Available data section start

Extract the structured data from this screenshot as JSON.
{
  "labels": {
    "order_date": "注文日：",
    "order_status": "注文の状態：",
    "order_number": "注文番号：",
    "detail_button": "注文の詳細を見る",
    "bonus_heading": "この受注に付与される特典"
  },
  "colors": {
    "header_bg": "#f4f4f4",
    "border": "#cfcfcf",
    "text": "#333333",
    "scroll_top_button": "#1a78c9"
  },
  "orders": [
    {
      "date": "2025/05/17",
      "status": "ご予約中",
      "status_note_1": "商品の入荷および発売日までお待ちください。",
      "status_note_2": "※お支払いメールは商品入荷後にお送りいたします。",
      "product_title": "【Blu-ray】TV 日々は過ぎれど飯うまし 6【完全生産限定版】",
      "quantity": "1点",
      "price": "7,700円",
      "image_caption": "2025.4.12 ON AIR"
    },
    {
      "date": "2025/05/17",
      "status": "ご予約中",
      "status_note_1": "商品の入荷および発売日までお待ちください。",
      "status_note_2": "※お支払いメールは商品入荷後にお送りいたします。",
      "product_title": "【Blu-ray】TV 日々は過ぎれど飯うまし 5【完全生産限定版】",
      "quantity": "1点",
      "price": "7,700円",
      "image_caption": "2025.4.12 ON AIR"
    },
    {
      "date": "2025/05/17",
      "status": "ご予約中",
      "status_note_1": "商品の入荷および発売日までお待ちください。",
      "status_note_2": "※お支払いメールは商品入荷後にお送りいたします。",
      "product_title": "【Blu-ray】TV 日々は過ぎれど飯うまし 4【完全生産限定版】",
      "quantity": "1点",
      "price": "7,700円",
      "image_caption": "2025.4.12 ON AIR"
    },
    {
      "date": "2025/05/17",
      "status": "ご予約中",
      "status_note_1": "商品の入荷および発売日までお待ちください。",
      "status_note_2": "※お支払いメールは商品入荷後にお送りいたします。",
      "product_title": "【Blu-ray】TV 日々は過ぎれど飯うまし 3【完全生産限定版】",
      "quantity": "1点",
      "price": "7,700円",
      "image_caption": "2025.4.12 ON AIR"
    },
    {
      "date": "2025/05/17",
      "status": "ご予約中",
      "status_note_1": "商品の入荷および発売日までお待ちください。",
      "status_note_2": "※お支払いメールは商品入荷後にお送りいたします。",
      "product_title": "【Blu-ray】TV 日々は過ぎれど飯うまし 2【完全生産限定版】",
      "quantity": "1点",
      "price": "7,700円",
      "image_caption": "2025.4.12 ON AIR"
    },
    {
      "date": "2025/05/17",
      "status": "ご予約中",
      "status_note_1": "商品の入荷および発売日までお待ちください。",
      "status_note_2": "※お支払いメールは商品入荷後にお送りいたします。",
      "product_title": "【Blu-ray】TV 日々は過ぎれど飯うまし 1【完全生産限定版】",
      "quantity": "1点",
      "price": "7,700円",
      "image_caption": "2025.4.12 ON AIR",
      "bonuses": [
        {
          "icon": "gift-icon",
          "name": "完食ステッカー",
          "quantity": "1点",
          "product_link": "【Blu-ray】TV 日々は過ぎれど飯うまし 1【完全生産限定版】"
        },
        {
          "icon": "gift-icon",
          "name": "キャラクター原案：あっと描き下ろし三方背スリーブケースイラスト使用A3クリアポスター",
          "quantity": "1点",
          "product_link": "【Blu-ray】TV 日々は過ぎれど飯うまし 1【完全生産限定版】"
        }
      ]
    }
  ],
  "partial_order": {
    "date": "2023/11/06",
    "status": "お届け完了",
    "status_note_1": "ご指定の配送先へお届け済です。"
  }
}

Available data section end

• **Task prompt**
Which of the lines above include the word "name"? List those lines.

• **Task solution**
          "name": "完食ステッカー",
          "name": "キャラクター原案：あっと描き下ろし三方背スリーブケースイラスト使用A3クリアポスター",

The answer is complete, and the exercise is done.